— Goal of the exercise —
Please return every line in the entries below with the word "Intense" in it.

── Data ──

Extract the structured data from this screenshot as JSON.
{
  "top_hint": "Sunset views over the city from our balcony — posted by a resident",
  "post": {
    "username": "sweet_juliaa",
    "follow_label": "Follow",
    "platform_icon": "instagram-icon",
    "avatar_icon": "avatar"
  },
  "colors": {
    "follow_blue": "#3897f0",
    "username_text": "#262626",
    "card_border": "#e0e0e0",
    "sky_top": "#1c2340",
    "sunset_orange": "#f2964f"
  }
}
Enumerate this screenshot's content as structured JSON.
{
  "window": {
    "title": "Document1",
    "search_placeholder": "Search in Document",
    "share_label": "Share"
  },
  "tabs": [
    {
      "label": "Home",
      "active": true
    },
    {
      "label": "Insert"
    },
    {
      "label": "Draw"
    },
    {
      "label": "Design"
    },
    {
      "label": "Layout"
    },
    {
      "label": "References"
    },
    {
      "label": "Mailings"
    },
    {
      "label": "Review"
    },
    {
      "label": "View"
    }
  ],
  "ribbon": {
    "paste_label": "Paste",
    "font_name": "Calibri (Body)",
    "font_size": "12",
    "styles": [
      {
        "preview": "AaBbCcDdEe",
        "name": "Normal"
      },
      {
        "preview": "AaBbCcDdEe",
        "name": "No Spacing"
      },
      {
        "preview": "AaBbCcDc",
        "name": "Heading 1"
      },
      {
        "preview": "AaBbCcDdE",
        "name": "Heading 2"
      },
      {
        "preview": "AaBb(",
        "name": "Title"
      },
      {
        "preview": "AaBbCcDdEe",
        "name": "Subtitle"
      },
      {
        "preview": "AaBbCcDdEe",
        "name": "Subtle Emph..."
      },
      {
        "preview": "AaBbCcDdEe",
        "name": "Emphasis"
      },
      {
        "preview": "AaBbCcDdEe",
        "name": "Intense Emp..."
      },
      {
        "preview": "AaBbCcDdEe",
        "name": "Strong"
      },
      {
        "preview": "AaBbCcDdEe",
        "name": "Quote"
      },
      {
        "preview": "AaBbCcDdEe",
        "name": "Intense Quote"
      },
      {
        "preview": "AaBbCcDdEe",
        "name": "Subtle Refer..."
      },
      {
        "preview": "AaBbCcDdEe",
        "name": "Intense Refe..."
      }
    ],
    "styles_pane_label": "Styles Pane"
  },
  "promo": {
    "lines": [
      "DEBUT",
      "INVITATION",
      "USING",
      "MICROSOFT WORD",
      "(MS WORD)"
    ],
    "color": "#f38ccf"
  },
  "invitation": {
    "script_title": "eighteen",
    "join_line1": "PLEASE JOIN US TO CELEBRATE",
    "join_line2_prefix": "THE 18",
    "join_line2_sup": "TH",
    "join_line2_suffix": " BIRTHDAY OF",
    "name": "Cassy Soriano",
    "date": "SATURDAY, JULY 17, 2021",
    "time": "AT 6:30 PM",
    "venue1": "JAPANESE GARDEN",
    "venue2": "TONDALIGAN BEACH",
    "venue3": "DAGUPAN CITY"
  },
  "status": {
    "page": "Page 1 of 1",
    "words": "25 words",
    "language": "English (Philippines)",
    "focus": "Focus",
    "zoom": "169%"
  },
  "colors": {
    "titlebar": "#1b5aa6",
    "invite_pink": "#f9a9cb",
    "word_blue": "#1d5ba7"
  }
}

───

— Problem solution —
        "name": "Intense Emp..."
        "name": "Intense Quote"
        "name": "Intense Refe..."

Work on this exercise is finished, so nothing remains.